The historic character of Cromford is predominantly one of an Estate village where common materials and details were employed by a single landowner, although there are exceptions to this.
The village expanded rapidly between 1771 when Arkwright first arrived in Cromford and 1840 when most development ceased. It developed further in the latter half of the 20th century although this did not overly affect the historic core, which remains remarkably well preserved.
Although Cromford is primarily associated with Richard Arkwright - one of the most significant figures of the Industrial Revolution - its earlier origins lay in agriculture and lead mining.
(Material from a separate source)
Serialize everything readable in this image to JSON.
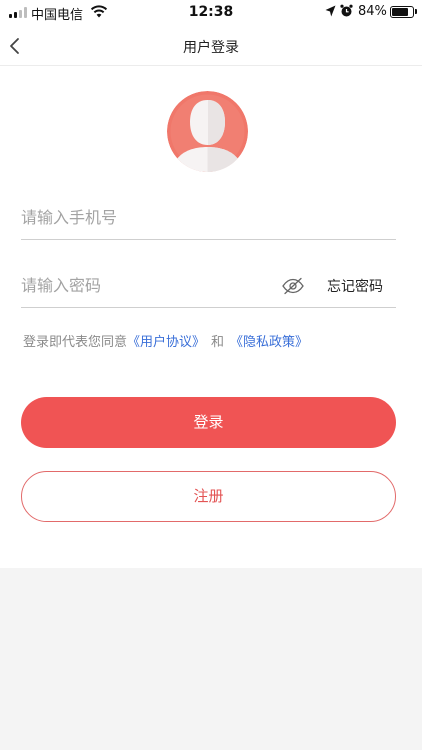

The dramatic relationship between the built structures and the landscape setting is one of its most marked characteristics.
At its heart lie the industrial core of mill buildings threading their way through the valleys, accompanied by complex systems of water management and control. Locally quarried deep pink grit-stone has been used historically, especially on the long terraces of workers housing which line North Street and The Hill, with Staffordshire blue clay tiles used on many roofs.
While the majority of buildings are constructed in stone there are also examples of brick buildings including Masson Mill, the Bell Inn on North Street, Building 19 at Cromford Mills and several coach house and more utilitarian buildings around the village. A large number of historic ancillary structures and spaces remain such as privies, pig-cotes, cow-houses and allotments.
Extent of the Conservation Area
Cromford is a predominantly urban village, but set with a much wider rural landscape, with industrial and historic connections. The Cromford Conservation Area includes the settlement and the cotton mills developed by Sir Richard Arkwright and the Arkwright Estate between 1771 and 1840.
It also includes the terminus of the Cromford Canal, the settlement known as South End just to the west of Masson Mill and the wooded valley above Bonsall Hollow where the Bonsall Brook flows. The Conservation Area extends over the river to the eastern and northern banks of the River Derwent and includes landscaped parkland and estate of Willersley Castle and then descends to the east to include Cromford Station, part of the 1849 railway line and Cromford Meadows. To the south the boundary ends just uphill of Barnwell Lane, near the current entrance to Dene Quarry.
The original designation of Cromford Conservation Area was in January 1971. The boundary was further amended in 1978, 1990 and again in September 2007 following a review of the boundary in the Conservation Area Character Appraisal. It currently comprises 135 hectares.
Within Cromford Conservation Area there are 495 buildings, of which 88 are listed entries. Of the listed entries, 1 is Grade I (and includes all the buildings at Cromford Mills) and 7 are Grade II* including Willersley Castle, The Greyhound Hotel in the Market Place, Cromford Bridge Hall, 1-11 North Street, 14 to 29 North Street, Masson Mills and Cromford Bridge. The listed buildings in Cromford range from workers housing to public houses; from Churches and schools to grand private residences and even privies, pig-cotes and soughs. All are recognised for the contribution they make both individually and to the street-scene.
There are 2 Scheduled Monuments within the Conservation Area - Cromford Bridge, and the entrance to Long Sough west of Allen's Hill.
The Cromford Conservation Area is within the Derwent Valley Mills World Heritage Site.
The landscaped parkland and gardens of Willersley Castle are included on the Register of Historic Parks and Gardens (Grade II).
Cromford Conservation Area Character Appraisal
In September 2007 a comprehensive Conservation Area Character Appraisal was approved, which assessed the special qualities of the character and appearance of Cromford Conservation Area, both in terms of its buildings and the relationship of its spaces alongside those buildings. It assessed:
- the archaeology
- origins and development of the area
- the architectural and historic quality
- the setting and landscape of the area
- an analysis of the character
- considered the negative and neutral factors which impact on the Conservation Area
Coupled with this the document made reference to planning policies and strategies that work to enhance and preserve the special character and appearance of the town. As part of the Appraisal, alterations to the boundary were proposed and subsequently approved.
Buildings at Risk
Two of the listed entries within the Cromford Conservation Area are recognised by the District Council as being 'at risk' – The Former Fishing Lodge (Grade II) adjacent to Cromford Bridge and the Aqueduct at Cromford Mill (Grade I).
Article 4 Directions
There are no additional planning controls, via an Article 4 Direction, on properties in Cromford Conservation Area.